Is the advice helping or harming them?
This question may seem silly, but research is clear lifting with a rounded low back does not increase our risk for pain or injury.
Dead serious. Check out the studies for yourself if you don’t believe me.
This leads me to another question regarding the “dangerous” rounded back recommendations. Are there long-term behavior changes when teaching someone to adopt a specific posture in response to pain?
Unintended consequences of posture advice
This study tested whether fear-avoidance beliefs influenced spinal motion during lifting. The study used a healthy group of pain-free adults without a history of chronic pain to limit potential variables
In case I didn’t satisfy your research appetite earlier, the background section of this study cites many additional studies that show lifting with a rounded back does not contribute to low back pain. Furthermore, there are studies that show avoidance of flexed postures creates a rigid motor behavior or unwillingness to move freely.
Fifty-seven pain-free adults were included in the study assessing fear-avoidance beliefs. Participants were then asked to perform a series of activities of daily living including upright standing and sitting on a chair, bending forward and backward from an upright standing position without bending their knees, standing up from a chair and sitting down on a chair with free-hanging arms, lifting-up and putting-down a 5 kg-box (40 × 30 × 17 cm) that was placed 15 cm in front of the subjects’ feet, walking and running on level ground as well as climbing up and down a stair with four steps. No further instructions were given to ensure individual and natural movements at self-selected speeds.
The researchers measured the participants’ body position during each task. They compared the body positioning with self-reports of pain-related fear. The results showed people’s actions when lifting objects are related to their beliefs about body position while lifting. The relationship was negative.
The more people flex their backs, the more they expect and fear pain.
From childhood, people are told to lift with their legs and not their backs.
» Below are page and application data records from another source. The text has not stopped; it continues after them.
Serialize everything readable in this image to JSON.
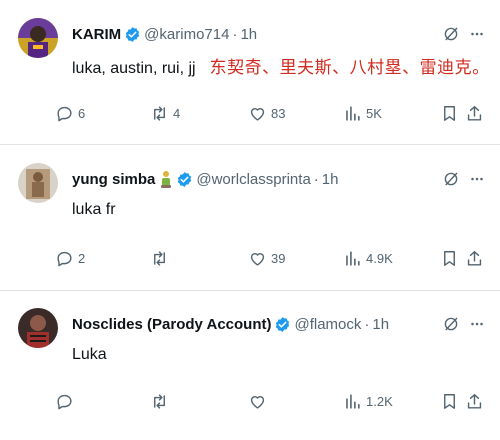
{
  "tweets": [
    {
      "name": "KARIM",
      "handle": "@karimo714",
      "time": "1h",
      "text": "luka, austin, rui, jj",
      "text_translation": "东契奇、里夫斯、八村塁、雷迪克。",
      "replies": "6",
      "retweets": "4",
      "likes": "83",
      "views": "5K"
    },
    {
      "name": "yung simba",
      "handle": "@worlclassprinta",
      "time": "1h",
      "text": "luka fr",
      "replies": "2",
      "retweets": "",
      "likes": "39",
      "views": "4.9K"
    },
    {
      "name": "Nosclides (Parody Account)",
      "handle": "@flamock",
      "time": "1h",
      "text": "Luka",
      "replies": "",
      "retweets": "",
      "likes": "",
      "views": "1.2K"
    }
  ],
  "separator": "·",
  "colors": {
    "text": "#0f1419",
    "muted": "#536471",
    "verified": "#1d9bf0",
    "translation": "#d22b1f",
    "divider": "#dfe3e6"
  },
  "icons": [
    "verified-badge-icon",
    "grok-icon",
    "more-icon",
    "reply-icon",
    "retweet-icon",
    "like-icon",
    "views-icon",
    "bookmark-icon",
    "share-icon"
  ]
}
The research does not support this belief. Feel free to round your back when lifting objects, even if they are heavy. Our spines are strong and our bodies are resilient.
The messaging of avoiding flexed postures may be more harmful than helpful.